Exercise requirements —
Below are some entries; state how many of their lines contain the word "Чтение", with nothing else in the reply.

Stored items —
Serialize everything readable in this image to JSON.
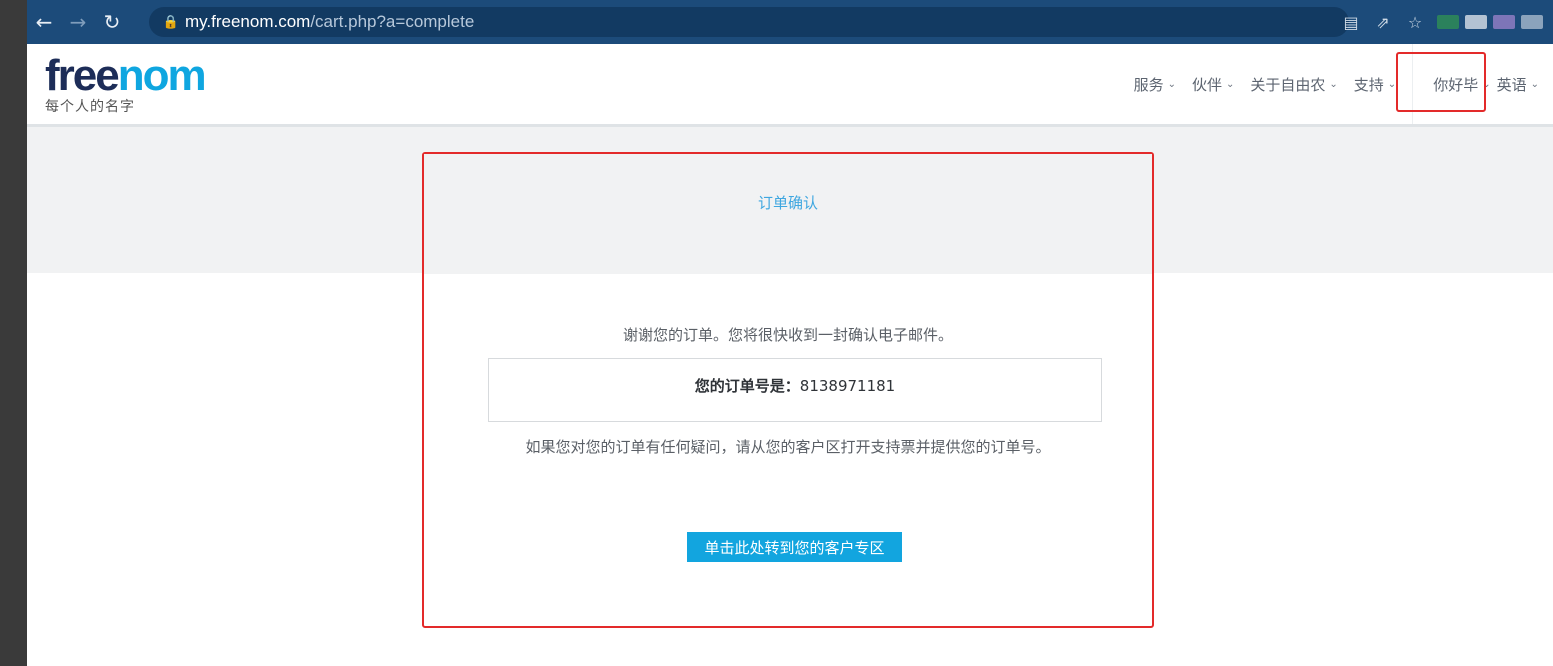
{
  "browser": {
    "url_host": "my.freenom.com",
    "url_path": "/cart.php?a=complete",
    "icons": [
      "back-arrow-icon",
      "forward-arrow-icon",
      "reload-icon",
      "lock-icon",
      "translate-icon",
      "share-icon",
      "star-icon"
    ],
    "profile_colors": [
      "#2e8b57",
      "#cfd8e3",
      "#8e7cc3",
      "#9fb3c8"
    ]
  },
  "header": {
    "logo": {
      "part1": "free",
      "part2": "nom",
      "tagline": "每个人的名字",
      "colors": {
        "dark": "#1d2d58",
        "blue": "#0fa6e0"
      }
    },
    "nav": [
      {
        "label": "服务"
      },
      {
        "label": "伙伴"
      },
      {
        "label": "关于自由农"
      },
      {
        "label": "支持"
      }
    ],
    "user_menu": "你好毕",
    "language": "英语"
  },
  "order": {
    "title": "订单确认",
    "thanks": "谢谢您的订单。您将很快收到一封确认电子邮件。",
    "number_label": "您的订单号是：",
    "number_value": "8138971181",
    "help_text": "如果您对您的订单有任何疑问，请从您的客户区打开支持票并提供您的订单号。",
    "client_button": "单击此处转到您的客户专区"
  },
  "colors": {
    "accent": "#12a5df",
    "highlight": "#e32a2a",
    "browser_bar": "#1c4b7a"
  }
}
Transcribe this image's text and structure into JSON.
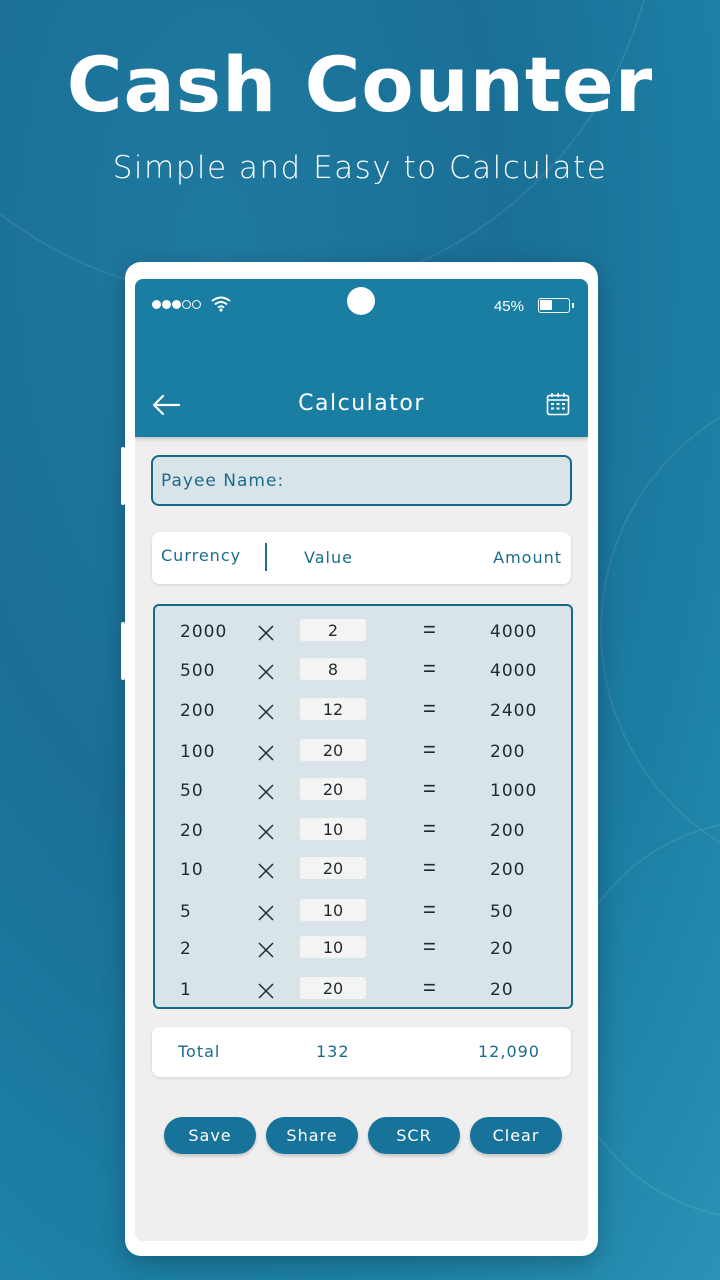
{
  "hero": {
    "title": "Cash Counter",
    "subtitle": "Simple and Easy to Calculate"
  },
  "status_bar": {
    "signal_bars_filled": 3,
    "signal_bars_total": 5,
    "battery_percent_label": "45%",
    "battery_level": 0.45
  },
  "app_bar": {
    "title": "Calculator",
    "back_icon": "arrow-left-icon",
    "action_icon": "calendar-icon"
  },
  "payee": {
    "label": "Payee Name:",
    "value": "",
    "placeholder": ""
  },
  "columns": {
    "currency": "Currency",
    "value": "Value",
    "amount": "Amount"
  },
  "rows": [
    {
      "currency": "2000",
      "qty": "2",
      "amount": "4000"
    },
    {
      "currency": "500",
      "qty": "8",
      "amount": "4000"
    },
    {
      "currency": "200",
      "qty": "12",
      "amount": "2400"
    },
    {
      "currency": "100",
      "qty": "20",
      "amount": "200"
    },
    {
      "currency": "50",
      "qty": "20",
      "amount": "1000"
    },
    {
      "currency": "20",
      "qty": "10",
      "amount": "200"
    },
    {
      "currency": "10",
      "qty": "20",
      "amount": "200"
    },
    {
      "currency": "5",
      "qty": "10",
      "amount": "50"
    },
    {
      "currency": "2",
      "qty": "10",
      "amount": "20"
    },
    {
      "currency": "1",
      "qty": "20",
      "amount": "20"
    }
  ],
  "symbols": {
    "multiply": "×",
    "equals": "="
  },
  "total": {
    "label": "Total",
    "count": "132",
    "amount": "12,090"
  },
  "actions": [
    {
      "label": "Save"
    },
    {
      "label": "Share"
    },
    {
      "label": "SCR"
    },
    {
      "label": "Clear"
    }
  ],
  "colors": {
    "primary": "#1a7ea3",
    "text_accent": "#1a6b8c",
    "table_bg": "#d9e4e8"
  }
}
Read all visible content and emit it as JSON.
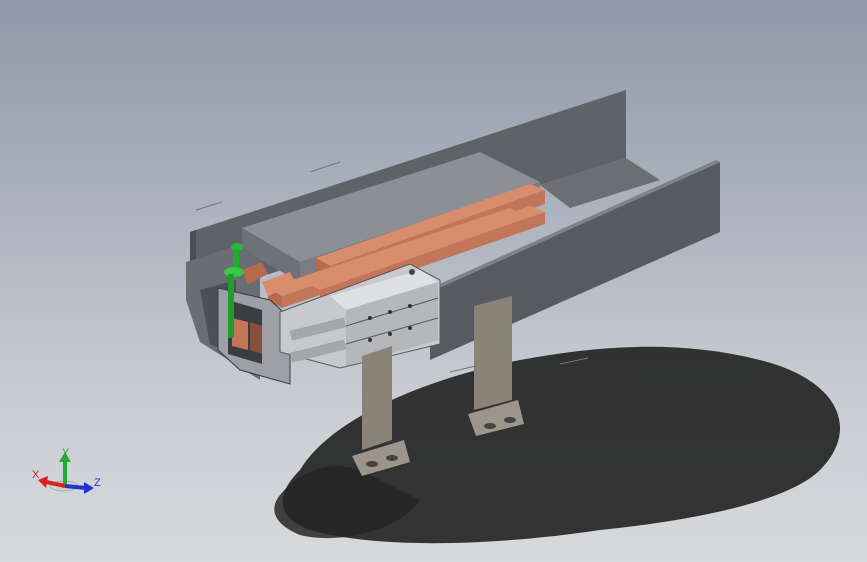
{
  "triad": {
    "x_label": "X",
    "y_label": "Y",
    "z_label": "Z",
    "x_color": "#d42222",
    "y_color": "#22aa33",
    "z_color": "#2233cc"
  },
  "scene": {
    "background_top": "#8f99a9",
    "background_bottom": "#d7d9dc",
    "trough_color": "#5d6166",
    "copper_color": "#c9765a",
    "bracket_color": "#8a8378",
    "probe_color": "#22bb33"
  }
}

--

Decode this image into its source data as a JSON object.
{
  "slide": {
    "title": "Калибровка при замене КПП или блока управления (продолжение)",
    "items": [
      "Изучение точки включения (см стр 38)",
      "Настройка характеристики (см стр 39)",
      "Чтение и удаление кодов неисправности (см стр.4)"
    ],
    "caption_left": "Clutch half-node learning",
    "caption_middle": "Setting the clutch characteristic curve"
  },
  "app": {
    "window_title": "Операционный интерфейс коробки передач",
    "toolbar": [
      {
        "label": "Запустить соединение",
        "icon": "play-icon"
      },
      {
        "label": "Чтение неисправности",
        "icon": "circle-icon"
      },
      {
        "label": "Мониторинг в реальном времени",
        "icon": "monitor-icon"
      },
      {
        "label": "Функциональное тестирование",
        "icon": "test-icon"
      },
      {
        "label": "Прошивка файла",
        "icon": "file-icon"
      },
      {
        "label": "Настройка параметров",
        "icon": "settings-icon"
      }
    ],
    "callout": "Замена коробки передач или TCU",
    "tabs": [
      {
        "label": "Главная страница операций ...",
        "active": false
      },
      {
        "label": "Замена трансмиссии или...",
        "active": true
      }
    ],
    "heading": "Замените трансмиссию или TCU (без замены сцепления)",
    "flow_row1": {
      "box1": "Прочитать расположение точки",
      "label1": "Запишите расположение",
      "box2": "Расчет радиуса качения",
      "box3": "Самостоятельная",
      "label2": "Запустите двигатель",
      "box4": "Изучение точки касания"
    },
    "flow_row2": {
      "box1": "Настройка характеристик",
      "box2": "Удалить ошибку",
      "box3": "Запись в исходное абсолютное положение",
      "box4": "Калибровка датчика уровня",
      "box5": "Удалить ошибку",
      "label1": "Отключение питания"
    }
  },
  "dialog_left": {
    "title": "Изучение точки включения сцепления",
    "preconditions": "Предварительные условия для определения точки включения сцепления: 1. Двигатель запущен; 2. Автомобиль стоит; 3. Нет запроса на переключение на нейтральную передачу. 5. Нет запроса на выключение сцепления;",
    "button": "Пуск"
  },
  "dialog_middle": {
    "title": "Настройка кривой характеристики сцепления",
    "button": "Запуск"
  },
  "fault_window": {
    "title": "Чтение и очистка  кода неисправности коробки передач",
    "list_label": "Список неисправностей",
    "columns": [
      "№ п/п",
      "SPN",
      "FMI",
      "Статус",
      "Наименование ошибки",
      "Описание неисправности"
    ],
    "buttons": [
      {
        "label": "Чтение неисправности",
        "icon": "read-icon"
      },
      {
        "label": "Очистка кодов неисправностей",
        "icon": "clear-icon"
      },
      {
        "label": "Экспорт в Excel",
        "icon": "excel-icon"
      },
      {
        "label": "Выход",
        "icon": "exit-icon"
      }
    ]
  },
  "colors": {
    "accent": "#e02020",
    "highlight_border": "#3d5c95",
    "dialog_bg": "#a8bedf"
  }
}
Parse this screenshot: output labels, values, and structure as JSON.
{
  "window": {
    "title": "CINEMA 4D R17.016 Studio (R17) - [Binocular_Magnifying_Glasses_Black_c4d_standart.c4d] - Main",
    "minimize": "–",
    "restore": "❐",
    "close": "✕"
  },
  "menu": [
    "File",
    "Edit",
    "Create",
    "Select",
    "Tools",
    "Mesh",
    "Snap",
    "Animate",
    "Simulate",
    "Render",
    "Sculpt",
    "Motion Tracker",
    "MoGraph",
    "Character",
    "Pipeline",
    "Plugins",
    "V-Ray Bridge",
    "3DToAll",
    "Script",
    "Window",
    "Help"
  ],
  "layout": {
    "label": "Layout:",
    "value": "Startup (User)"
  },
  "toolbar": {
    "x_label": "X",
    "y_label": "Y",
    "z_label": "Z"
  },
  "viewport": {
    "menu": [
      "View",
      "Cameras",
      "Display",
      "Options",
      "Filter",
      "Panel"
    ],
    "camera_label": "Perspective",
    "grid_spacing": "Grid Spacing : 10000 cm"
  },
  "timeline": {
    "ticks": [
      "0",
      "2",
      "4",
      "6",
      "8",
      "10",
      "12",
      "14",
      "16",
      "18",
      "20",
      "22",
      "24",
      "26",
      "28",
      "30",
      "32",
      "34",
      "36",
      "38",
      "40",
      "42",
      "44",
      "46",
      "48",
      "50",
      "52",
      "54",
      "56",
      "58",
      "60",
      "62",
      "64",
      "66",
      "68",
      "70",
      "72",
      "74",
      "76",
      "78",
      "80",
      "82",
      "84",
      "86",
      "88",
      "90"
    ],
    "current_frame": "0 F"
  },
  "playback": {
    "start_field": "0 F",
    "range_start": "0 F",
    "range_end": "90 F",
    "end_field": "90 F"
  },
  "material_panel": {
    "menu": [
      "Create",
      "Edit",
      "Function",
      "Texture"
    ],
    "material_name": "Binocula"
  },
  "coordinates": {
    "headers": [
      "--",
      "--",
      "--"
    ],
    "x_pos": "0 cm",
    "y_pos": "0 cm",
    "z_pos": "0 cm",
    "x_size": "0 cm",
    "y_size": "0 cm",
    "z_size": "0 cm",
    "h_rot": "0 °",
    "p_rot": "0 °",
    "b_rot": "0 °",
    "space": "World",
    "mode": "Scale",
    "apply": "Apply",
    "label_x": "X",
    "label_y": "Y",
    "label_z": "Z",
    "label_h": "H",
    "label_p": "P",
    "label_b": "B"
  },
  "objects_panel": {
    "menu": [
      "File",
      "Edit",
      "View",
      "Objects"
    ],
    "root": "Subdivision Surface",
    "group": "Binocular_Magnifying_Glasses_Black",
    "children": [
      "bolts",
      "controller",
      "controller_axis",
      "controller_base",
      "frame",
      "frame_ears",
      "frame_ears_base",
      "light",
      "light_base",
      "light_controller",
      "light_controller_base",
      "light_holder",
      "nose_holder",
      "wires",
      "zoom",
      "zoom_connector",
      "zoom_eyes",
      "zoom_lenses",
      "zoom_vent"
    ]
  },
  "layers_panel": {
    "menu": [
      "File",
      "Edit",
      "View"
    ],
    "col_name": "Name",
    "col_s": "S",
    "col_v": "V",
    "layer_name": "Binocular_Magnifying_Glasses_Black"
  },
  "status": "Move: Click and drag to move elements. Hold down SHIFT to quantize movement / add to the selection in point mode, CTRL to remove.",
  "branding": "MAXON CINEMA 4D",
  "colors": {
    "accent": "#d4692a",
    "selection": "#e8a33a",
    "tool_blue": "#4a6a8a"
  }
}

Completed exercise —
4